What you have to do.
Without including any images, set down the records below exactly.

___ Data for processing

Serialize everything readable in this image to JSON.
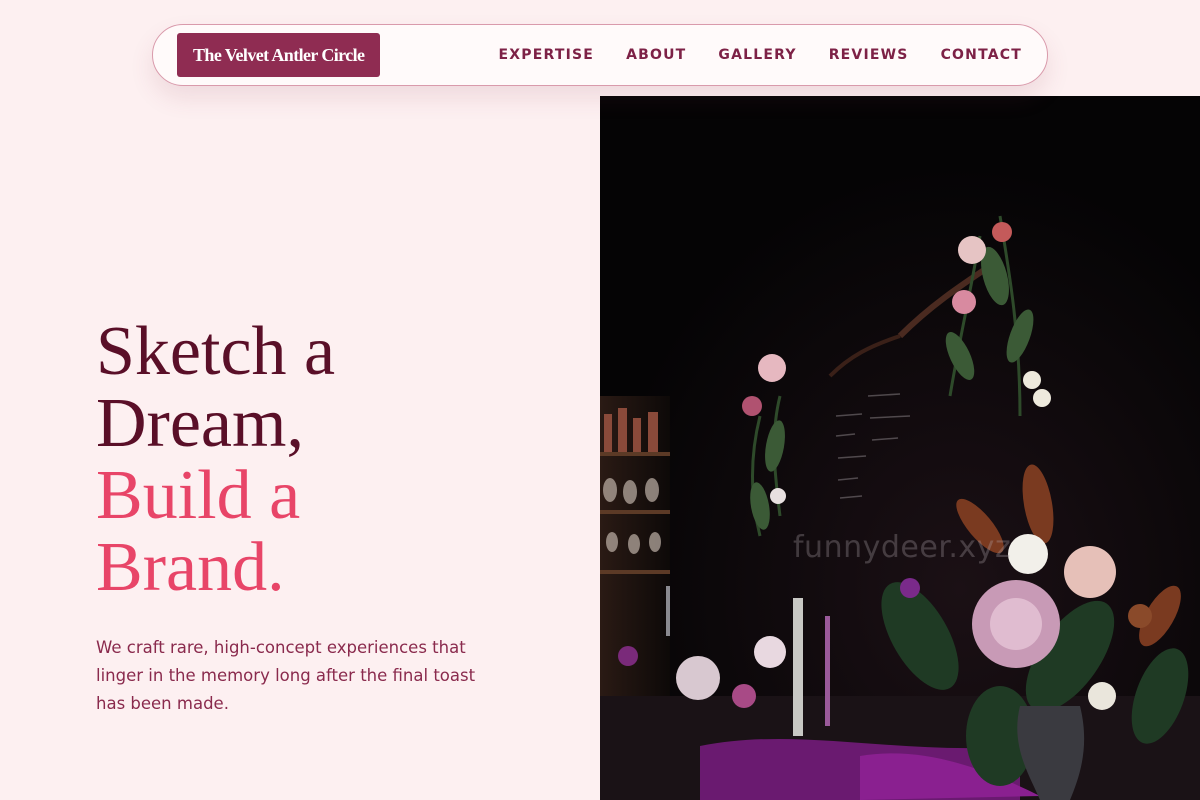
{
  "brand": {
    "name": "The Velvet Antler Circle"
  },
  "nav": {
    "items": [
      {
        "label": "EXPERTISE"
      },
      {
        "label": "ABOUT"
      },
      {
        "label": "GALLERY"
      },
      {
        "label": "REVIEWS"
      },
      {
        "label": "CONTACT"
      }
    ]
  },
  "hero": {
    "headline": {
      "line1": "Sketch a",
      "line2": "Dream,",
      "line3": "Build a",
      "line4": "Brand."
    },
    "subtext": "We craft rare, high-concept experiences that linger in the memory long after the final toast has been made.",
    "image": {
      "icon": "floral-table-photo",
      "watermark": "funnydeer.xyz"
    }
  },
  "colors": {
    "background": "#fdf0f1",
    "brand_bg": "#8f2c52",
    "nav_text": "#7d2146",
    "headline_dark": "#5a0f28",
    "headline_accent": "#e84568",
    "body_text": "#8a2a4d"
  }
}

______

Answer area.
Serialize everything readable in this image to JSON.
{
  "brand": {
    "name": "The Velvet Antler Circle"
  },
  "nav": {
    "items": [
      {
        "label": "EXPERTISE"
      },
      {
        "label": "ABOUT"
      },
      {
        "label": "GALLERY"
      },
      {
        "label": "REVIEWS"
      },
      {
        "label": "CONTACT"
      }
    ]
  },
  "hero": {
    "headline": {
      "line1": "Sketch a",
      "line2": "Dream,",
      "line3": "Build a",
      "line4": "Brand."
    },
    "subtext": "We craft rare, high-concept experiences that linger in the memory long after the final toast has been made.",
    "image": {
      "icon": "floral-table-photo",
      "watermark": "funnydeer.xyz"
    }
  },
  "colors": {
    "background": "#fdf0f1",
    "brand_bg": "#8f2c52",
    "nav_text": "#7d2146",
    "headline_dark": "#5a0f28",
    "headline_accent": "#e84568",
    "body_text": "#8a2a4d"
  }
}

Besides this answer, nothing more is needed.